§ Exercise requirements
A faithful copy of all the data below, please; leave no line out.

---- Stored data

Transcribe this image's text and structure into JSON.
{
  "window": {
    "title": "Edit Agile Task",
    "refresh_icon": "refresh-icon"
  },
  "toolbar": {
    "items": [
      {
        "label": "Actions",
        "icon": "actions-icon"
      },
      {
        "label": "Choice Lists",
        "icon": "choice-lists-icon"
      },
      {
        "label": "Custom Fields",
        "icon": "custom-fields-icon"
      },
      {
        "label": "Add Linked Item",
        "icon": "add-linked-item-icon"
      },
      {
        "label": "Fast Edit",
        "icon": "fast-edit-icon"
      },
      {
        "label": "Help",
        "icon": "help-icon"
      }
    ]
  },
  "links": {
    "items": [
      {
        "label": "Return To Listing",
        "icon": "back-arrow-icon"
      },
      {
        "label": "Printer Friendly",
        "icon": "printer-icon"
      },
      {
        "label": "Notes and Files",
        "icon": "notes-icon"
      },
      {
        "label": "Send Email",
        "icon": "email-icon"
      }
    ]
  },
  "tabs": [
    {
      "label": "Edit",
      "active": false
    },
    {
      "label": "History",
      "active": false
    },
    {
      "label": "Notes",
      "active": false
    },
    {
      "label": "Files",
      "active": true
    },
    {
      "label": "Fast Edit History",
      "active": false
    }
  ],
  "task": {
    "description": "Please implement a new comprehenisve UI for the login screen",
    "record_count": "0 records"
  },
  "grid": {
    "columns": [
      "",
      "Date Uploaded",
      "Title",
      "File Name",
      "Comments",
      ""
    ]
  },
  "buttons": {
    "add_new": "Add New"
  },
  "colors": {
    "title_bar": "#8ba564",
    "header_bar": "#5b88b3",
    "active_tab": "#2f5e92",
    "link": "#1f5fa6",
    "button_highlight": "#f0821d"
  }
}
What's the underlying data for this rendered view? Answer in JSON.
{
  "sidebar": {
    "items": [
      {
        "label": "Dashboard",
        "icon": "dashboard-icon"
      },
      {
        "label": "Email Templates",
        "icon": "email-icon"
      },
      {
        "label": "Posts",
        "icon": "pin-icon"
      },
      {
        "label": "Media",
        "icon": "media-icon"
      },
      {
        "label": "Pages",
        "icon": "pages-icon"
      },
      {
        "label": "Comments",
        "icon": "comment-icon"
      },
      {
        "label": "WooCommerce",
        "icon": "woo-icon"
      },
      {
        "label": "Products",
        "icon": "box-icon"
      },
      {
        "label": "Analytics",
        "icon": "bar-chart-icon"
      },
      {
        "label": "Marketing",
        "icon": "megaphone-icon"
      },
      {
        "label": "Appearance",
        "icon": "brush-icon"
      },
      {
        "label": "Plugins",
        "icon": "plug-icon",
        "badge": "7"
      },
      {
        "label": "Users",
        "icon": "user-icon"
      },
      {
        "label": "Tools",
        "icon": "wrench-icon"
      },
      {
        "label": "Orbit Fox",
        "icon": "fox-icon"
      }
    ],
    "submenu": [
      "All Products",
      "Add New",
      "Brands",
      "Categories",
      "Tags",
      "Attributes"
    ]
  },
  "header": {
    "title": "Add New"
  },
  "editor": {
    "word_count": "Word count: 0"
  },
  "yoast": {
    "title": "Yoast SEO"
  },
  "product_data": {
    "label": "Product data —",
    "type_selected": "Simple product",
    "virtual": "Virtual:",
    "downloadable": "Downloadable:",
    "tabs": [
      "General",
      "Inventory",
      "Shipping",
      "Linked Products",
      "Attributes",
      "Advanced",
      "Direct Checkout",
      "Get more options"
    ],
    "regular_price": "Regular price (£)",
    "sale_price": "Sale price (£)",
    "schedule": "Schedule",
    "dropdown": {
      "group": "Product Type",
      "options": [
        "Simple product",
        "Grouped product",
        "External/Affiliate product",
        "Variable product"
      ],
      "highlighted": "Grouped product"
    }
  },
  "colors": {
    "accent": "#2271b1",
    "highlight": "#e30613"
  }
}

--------

§ Reply to the task
Transcribe this image's text and structure into JSON.
{
  "window": {
    "title": "Edit Agile Task",
    "refresh_icon": "refresh-icon"
  },
  "toolbar": {
    "items": [
      {
        "label": "Actions",
        "icon": "actions-icon"
      },
      {
        "label": "Choice Lists",
        "icon": "choice-lists-icon"
      },
      {
        "label": "Custom Fields",
        "icon": "custom-fields-icon"
      },
      {
        "label": "Add Linked Item",
        "icon": "add-linked-item-icon"
      },
      {
        "label": "Fast Edit",
        "icon": "fast-edit-icon"
      },
      {
        "label": "Help",
        "icon": "help-icon"
      }
    ]
  },
  "links": {
    "items": [
      {
        "label": "Return To Listing",
        "icon": "back-arrow-icon"
      },
      {
        "label": "Printer Friendly",
        "icon": "printer-icon"
      },
      {
        "label": "Notes and Files",
        "icon": "notes-icon"
      },
      {
        "label": "Send Email",
        "icon": "email-icon"
      }
    ]
  },
  "tabs": [
    {
      "label": "Edit",
      "active": false
    },
    {
      "label": "History",
      "active": false
    },
    {
      "label": "Notes",
      "active": false
    },
    {
      "label": "Files",
      "active": true
    },
    {
      "label": "Fast Edit History",
      "active": false
    }
  ],
  "task": {
    "description": "Please implement a new comprehenisve UI for the login screen",
    "record_count": "0 records"
  },
  "grid": {
    "columns": [
      "",
      "Date Uploaded",
      "Title",
      "File Name",
      "Comments",
      ""
    ]
  },
  "buttons": {
    "add_new": "Add New"
  },
  "colors": {
    "title_bar": "#8ba564",
    "header_bar": "#5b88b3",
    "active_tab": "#2f5e92",
    "link": "#1f5fa6",
    "button_highlight": "#f0821d"
  }
}
What's the underlying data for this rendered view? Answer in JSON.
{
  "sidebar": {
    "items": [
      {
        "label": "Dashboard",
        "icon": "dashboard-icon"
      },
      {
        "label": "Email Templates",
        "icon": "email-icon"
      },
      {
        "label": "Posts",
        "icon": "pin-icon"
      },
      {
        "label": "Media",
        "icon": "media-icon"
      },
      {
        "label": "Pages",
        "icon": "pages-icon"
      },
      {
        "label": "Comments",
        "icon": "comment-icon"
      },
      {
        "label": "WooCommerce",
        "icon": "woo-icon"
      },
      {
        "label": "Products",
        "icon": "box-icon"
      },
      {
        "label": "Analytics",
        "icon": "bar-chart-icon"
      },
      {
        "label": "Marketing",
        "icon": "megaphone-icon"
      },
      {
        "label": "Appearance",
        "icon": "brush-icon"
      },
      {
        "label": "Plugins",
        "icon": "plug-icon",
        "badge": "7"
      },
      {
        "label": "Users",
        "icon": "user-icon"
      },
      {
        "label": "Tools",
        "icon": "wrench-icon"
      },
      {
        "label": "Orbit Fox",
        "icon": "fox-icon"
      }
    ],
    "submenu": [
      "All Products",
      "Add New",
      "Brands",
      "Categories",
      "Tags",
      "Attributes"
    ]
  },
  "header": {
    "title": "Add New"
  },
  "editor": {
    "word_count": "Word count: 0"
  },
  "yoast": {
    "title": "Yoast SEO"
  },
  "product_data": {
    "label": "Product data —",
    "type_selected": "Simple product",
    "virtual": "Virtual:",
    "downloadable": "Downloadable:",
    "tabs": [
      "General",
      "Inventory",
      "Shipping",
      "Linked Products",
      "Attributes",
      "Advanced",
      "Direct Checkout",
      "Get more options"
    ],
    "regular_price": "Regular price (£)",
    "sale_price": "Sale price (£)",
    "schedule": "Schedule",
    "dropdown": {
      "group": "Product Type",
      "options": [
        "Simple product",
        "Grouped product",
        "External/Affiliate product",
        "Variable product"
      ],
      "highlighted": "Grouped product"
    }
  },
  "colors": {
    "accent": "#2271b1",
    "highlight": "#e30613"
  }
}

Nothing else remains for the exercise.